There was a high level of collusion between the ICC and the PA. When Bensouda announced on March 3, 2021, the ICC’s decision to investigate Israel, she did not disclose that she had secretly already revealed to the Palestinians her intent to prosecute Israelis for war crimes. Jordanian news sources (Jafra News, March 5, 2020) reported that the pre-trial process to determine jurisdiction was a sham in order to create the appearance of impartiality and protect the ICC’s image.
As noted by Palestinian Media Watch (April 23, 2020), various news agencies, including Jafra News, WAFA (the official PA news agency) and PA TV, reported that Bensouda had meetings with senior PA officials including PA Prime Minister Muhammad Shtayyeh. The late Dr. Saeb Erekat, secretary of the PLO Executive Committee, said on PA TV that the PA helped prepare Bensouda’s case and that Hamas and the Popular Front for the Liberation of Palestine (PFLP), both recognized as terror groups, also participated. A 45-member Palestinian committee established to keep contact with the ICC had six members from Hamas, including the committee spokesman, Dr. Ghazi Hamad.
All of this calls into question the objectivity of the court’s pre-trial jurisdiction determination, as well as the investigation itself. Such politicization will permanently discredit the ICC’s reputation and mission. It will join other international bodies that have been manipulated by the Palestinians for political purposes, such as the United Nations, its Human Rights (sic) Council and other agencies.
Bensouda’s term ends on June 15, 2021, and she will be replaced as chief prosecutor by Karim Ahmad Khan. It is highly doubtful that there will be a change in ICC policy. It would appear, rather, that Bensouda has tried her best to set the ICC on a predetermined course.
In fact, more than any other nation, Israel has adopted new tactics and developed technology to limit or avoid civilian casualties.

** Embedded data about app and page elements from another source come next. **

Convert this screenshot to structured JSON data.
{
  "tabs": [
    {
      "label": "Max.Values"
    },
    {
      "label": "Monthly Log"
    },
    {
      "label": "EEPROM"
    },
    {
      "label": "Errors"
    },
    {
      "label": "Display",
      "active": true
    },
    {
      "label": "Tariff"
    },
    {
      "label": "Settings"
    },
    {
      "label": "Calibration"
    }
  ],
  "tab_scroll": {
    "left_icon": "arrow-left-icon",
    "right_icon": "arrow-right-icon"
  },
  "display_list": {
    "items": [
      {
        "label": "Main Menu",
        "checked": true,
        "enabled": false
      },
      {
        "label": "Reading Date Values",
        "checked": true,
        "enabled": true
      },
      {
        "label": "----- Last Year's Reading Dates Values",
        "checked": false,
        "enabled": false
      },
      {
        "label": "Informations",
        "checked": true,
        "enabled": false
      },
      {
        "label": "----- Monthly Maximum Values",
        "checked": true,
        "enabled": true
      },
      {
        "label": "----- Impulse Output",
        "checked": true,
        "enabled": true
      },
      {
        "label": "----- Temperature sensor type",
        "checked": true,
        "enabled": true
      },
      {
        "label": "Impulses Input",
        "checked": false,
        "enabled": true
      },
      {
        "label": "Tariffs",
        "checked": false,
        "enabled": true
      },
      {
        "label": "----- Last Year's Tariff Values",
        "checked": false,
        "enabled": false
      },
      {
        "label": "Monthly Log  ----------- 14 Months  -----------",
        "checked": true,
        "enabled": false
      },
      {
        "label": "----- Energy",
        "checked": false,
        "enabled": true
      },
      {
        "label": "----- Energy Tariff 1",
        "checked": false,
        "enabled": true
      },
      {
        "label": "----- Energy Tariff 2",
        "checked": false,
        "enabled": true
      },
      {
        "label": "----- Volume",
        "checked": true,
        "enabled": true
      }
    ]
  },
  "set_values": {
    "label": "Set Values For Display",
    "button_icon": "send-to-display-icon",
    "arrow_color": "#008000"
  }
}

Air missions have often been cancelled at the last possible moment because drones detected civilians in the target area. Giving up the element of surprise, Israel has warned civilians in target areas by literally tens of thousands of telephone calls prior to carrying out missions. A military legal department has veto power over specific mission targets. No other army in the world has as extensive measures to protect civilians in conflict zones as Israel.
That Israel is often involved in controversy is due to location, not because of careless warfare and bloodlust by the IDF. Unlike Europe or North America, Israel’s civilians are subjected to rocket fire and terror attacks regularly. The enemies next door purposefully place their rocket launchers and depots in residential areas, near schools, mosques and other civilian infrastructure, as is widely known, to discourage Israel’s defensive operations.
Now even Israel’s right of self-defense is being questioned by a tainted judicial process that plays into Hamas’s hands. If Israel won’t target a Hamas munitions depot in a residential area in Gaza due to the threat of international condemnation, it means those rockets and mortars will be fired at Ashkelon, Sderot, Tel Aviv and other population centers in Israel with impunity. That is the very antithesis of the ICC’s declared purpose. And a similar situation is brewing on Israel’s northern border, where Hizbullah has 150,000 rockets pointed southward. Almost every house in Southern Lebanon has become a launching pad.
Regardless of what the ICC ultimately decides, Israel is assured: “Behold, they may indeed gather together, but it is without My consent. Whoever will gather against you will fall because of you….Any weapon formed against you will not succeed; and any tongue that will arise against you in judgment, you will condemn” (Isa. 54:15, 17).